Mr. Wakley

contended that the con- duct of the hon. Gentlemen opposite proved that they were afraid of an inquiry. If they abused any privileges they might possess in this way, his Majesty's Ministers ought to interfere and take the subject into their serious consideration.

Mr. Wynn

thought the hon. Member for Finsbury was taking rather too high ground when he interfered with the privileges of the House. He could recollect when Mr. FOX divided the House twenty-five times in one night.

Debate adjourned.

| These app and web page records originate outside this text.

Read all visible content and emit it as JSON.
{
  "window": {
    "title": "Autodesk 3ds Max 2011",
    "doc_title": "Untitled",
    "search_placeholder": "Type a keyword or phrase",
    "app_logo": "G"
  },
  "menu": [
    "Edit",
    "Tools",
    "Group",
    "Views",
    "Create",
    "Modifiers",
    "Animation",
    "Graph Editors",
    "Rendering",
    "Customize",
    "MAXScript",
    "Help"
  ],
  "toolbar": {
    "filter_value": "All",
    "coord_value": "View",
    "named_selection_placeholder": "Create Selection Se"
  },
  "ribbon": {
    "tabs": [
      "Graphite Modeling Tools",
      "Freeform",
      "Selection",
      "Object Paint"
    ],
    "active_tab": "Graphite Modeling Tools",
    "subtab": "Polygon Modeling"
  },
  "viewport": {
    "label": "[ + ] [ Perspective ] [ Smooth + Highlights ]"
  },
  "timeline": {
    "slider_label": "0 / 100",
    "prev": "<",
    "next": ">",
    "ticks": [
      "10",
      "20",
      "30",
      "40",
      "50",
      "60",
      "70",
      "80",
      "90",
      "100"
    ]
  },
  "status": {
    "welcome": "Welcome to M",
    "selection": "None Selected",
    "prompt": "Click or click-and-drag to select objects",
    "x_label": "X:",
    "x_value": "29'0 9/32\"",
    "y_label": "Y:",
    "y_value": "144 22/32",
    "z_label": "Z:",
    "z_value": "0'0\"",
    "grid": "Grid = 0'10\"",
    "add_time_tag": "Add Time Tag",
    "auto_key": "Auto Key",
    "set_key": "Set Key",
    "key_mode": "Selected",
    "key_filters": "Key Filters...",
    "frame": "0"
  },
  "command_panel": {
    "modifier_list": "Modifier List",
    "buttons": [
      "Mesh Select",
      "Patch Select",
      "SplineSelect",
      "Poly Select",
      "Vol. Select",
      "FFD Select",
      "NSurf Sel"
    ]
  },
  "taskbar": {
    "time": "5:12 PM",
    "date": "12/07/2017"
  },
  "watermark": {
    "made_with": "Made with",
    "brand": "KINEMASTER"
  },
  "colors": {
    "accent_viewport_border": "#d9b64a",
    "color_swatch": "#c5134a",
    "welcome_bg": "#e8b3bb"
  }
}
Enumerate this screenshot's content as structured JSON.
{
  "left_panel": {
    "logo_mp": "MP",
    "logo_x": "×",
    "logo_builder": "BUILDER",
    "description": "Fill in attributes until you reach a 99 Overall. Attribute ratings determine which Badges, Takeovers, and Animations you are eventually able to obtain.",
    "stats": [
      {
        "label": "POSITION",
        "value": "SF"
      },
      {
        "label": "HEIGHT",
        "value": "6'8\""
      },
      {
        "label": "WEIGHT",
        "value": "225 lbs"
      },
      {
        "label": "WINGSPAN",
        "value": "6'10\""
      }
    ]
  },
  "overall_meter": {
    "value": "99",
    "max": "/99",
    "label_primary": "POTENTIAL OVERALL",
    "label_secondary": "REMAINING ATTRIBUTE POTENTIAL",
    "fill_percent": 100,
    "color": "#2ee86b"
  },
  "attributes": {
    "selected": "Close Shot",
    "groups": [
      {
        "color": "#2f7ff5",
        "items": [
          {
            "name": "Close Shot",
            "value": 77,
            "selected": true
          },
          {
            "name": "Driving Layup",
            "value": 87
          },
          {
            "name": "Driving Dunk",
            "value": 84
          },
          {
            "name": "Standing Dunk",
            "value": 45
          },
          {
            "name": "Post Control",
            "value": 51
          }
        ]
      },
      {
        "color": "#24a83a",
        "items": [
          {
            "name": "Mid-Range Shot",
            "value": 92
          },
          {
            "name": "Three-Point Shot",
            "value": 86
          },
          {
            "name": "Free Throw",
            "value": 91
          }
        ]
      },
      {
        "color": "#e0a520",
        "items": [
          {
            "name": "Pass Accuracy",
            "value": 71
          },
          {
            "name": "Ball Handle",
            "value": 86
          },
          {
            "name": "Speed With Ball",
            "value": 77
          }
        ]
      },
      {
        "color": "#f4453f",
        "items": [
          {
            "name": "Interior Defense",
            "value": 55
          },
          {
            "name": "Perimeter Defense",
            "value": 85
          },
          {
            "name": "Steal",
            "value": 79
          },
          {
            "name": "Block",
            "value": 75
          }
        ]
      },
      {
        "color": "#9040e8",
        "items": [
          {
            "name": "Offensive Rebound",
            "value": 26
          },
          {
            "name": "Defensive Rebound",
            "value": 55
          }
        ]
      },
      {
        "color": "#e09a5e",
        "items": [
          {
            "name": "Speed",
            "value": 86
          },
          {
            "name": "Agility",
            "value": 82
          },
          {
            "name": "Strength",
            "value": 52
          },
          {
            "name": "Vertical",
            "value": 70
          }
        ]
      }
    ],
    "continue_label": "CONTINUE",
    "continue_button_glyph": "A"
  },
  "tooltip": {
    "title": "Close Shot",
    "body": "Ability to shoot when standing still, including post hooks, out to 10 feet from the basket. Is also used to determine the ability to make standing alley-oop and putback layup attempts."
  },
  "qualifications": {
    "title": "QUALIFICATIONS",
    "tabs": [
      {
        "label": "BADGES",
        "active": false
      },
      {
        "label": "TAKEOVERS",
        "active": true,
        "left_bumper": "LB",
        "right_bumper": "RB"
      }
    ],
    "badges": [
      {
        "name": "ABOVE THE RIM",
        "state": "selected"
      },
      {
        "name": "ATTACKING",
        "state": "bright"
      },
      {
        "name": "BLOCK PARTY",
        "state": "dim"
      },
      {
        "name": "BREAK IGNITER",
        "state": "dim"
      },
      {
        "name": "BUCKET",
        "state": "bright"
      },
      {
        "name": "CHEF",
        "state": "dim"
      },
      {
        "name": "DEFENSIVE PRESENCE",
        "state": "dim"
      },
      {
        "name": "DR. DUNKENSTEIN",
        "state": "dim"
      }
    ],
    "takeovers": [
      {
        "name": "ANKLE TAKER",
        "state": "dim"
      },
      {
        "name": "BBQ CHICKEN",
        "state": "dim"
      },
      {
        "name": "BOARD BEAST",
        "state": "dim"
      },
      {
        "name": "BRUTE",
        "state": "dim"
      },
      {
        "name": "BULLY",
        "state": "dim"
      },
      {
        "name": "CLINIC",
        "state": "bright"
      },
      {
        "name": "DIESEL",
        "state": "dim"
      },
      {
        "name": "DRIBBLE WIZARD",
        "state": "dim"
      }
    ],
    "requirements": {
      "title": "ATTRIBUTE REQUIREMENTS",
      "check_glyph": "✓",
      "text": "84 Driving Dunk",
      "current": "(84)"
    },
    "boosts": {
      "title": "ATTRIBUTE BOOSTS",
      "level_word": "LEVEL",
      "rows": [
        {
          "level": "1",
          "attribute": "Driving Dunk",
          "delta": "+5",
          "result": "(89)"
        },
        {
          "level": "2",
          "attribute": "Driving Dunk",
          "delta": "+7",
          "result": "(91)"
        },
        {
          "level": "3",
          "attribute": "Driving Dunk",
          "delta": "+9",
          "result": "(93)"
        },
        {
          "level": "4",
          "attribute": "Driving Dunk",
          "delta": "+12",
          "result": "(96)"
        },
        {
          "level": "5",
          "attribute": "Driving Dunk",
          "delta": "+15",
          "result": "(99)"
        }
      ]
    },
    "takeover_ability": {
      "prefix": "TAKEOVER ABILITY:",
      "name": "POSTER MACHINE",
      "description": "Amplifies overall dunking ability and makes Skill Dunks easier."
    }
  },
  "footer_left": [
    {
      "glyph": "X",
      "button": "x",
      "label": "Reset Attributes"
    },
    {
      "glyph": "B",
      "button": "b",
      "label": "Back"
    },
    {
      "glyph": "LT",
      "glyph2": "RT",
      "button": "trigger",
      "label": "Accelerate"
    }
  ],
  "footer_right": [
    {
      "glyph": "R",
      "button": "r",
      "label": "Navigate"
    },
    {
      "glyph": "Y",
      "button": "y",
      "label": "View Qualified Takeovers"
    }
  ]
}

The following is a List of the Ayes and the Noes on the first Division. The Lists of the two other Divisions were so like this that it is unnecessary to repeat them.

List of the NOES.
Adam, Sir C. Hodges, T.
Aglionby, H. A. Horsman, E.
Anson, G. Hoskins, K.
Attwood, T. Howard, P.
Baines, E. Hume, J.
Baldwin, Dr. Jephson, C. D. O.
Barclay, D. Jervis, J.
Baring, F. Leader, J. T.
Barron, H. W. Lefevre, S.
Bellew, Sir P. Lennox, Lord G.
Bentinck, Lord G. Lennox, Lord A.
Bernal, R. Loch, J.
Bewes, T. B. Lushington, S.
Bish, T. Macleod, R.
Blackburne, J. Marsland, H.
Blake, M. J. Maule, F.
Bowring, Dr. Morpeth, Lord
Bridgman, H. Murray, J. A.
Brockleburst, J. Nagle, Sir R.
Brodie, W. B. O'Connell, M.J.
Buckingham, J. S. O'Conor Don
Buller, C. O'Ferrall, R. M.
Byng, G. S. O'Loghlen, Sergeant
Campbell, W. Parker, J.
Cavendish, G. Pattison, J.
Cayley, E. S. Philips, M.
Chalmers, P. Phillipps, C.
Chichester, J. Ponsonby, W.
Crawford, W. S. Potter, R.
Crompton, S. Power, J.
D'Eyncourt, C. T. Price, Sir E.
Dillwyn, L. W. Pryme, G.
Divett, E. Rice, Rt. Hon. T. S.
Duncombe, T. Roche, W.
Dundas, Hon. T. Roche, D.
Elphinstone, H. Roebuck, J. A.
Ewart, W. Rolfe, Sir R.
Fitzsimon, C. Ruthven, E.
Gordon, R. Sanford, E. A.
Grey, Sir G. Scholefield, J.
Grey, C. Scott, J.
Hall, B. Sheldon, E. R. C.
Hawes, B. Smith, J.
Hay, Sir A. L. Smith, R.
Heathcoat, J. Stewart, P.
Hindley, C. Stuart, V,
Talbot, J. Wigney, I. N.
Thompson, T. P. Williamson, Sir H.
Thorneley, T. Wilson, H.
Troubridge, Sir T. Woulfe, Sergeant
Tulk, C. A. Wrightson, W.
Villiers, C. Wyse, T.
Wakley, T. Young, G.
Wallace, R. Tellers
Warburton, H. Steuart, R.
Wason, R. Stanley, E. J.
List of the AYES.
Alsager, Captain Hogg, J, W.
Balfour, T. Hoy, J. B.
Baring, T. Law, Hon. C. E.
Bateson, Sir R. Lowther, J.
Bethell, J. Parker, M.
Blackstone, W. S. Parry, Colonel
Borthwick, P. Plumptre, J. P.
Bramston, T. W. Praed, W.
Brotherton, J. Pringle, A.
Buller, Sir J. Rae, Sir W.
Chaplin, Colonel Reid, Sir J.
Chisbolm, A. W. Scarlett, Hon. R.
Eaton, R. J. Sibthorp, Colonel
Elley, Sir J. Vere, Sir C.
Fector, J. M. Vescy, Hon. T.
Finch, G. Wyndham, W.
Forbes, W. Wynn, W.
Forster, C. S. Tellers,
Freshfield, J. W. Jackson, Sergeant,
Hamilton, Lord Perceval, Colonel